> Task brief:
From the listing below, count the lines that contain the string "disabled", then state only that number.

> Records:
########
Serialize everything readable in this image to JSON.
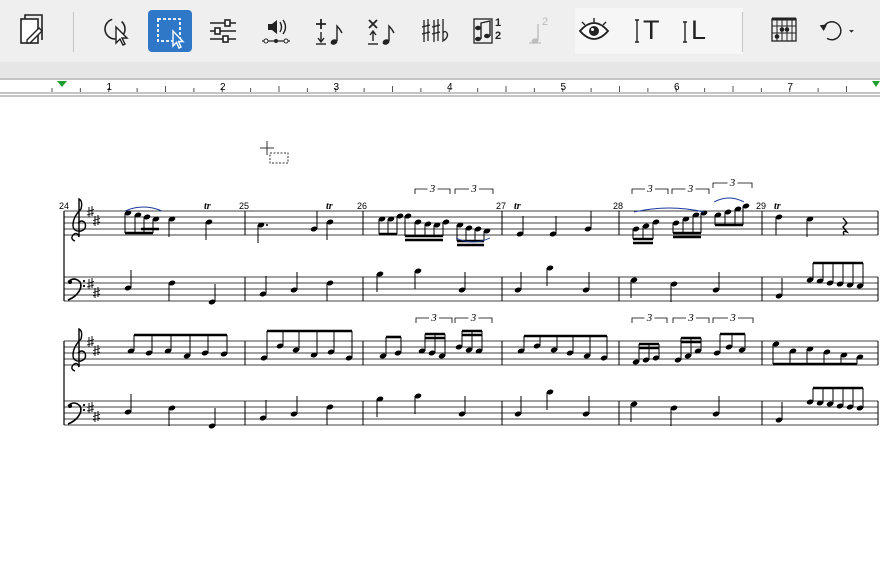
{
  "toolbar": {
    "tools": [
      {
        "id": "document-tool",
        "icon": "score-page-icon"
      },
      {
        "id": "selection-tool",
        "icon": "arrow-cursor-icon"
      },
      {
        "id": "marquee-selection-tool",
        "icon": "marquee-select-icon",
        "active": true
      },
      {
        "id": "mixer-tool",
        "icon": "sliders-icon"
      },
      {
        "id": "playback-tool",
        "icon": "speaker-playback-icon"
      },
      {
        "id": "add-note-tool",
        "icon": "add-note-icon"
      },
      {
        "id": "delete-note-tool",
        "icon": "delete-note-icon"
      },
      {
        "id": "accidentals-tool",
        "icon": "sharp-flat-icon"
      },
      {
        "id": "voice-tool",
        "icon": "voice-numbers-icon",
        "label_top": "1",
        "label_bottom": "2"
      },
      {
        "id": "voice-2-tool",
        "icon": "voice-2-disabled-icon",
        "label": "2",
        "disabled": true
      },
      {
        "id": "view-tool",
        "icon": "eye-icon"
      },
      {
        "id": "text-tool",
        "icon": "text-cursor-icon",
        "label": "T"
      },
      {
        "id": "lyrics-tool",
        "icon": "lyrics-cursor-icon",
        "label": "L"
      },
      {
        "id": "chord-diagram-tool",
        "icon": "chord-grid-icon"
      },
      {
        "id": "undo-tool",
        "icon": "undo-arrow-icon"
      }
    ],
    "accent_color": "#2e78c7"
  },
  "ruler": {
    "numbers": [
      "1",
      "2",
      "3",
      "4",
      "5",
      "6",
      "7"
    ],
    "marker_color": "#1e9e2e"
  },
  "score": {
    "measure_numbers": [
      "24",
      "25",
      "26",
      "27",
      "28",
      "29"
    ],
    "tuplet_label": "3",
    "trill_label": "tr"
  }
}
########
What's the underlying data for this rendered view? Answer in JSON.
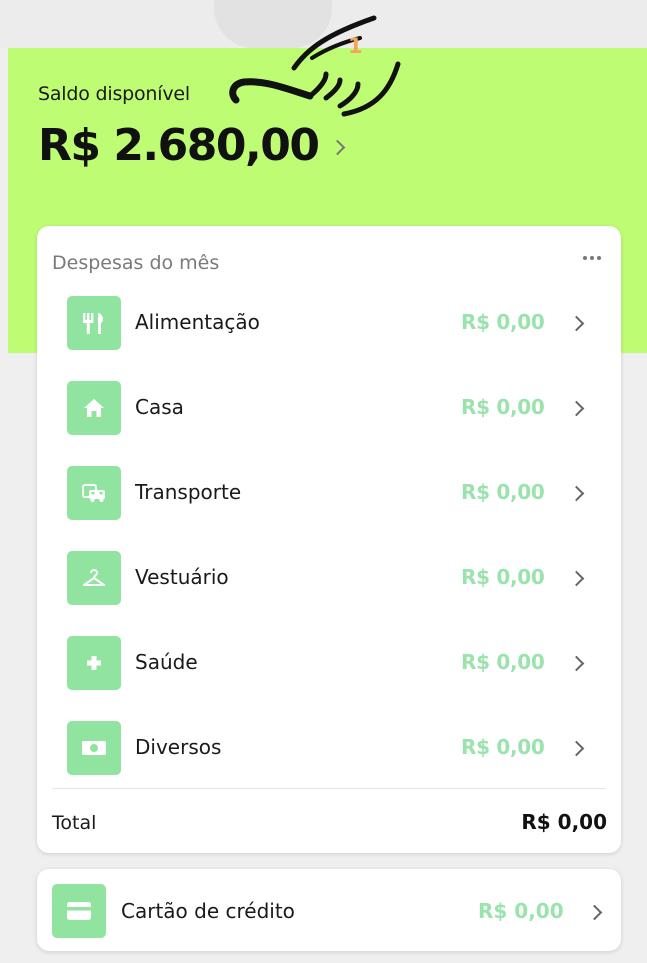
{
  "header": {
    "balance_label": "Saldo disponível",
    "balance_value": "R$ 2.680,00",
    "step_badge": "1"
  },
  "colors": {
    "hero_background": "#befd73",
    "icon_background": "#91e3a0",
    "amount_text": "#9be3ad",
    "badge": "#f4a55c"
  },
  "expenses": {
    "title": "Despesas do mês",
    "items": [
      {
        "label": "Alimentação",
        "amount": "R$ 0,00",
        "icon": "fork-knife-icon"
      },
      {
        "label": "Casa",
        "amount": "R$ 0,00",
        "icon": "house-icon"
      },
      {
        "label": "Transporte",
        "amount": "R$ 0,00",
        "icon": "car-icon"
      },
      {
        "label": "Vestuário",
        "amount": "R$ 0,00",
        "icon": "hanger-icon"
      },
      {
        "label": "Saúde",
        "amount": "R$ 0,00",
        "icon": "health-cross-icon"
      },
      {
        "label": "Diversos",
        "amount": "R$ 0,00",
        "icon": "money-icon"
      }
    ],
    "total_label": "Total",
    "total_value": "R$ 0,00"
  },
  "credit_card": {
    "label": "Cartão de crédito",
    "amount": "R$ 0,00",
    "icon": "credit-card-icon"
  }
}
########
> Solved exercise:
2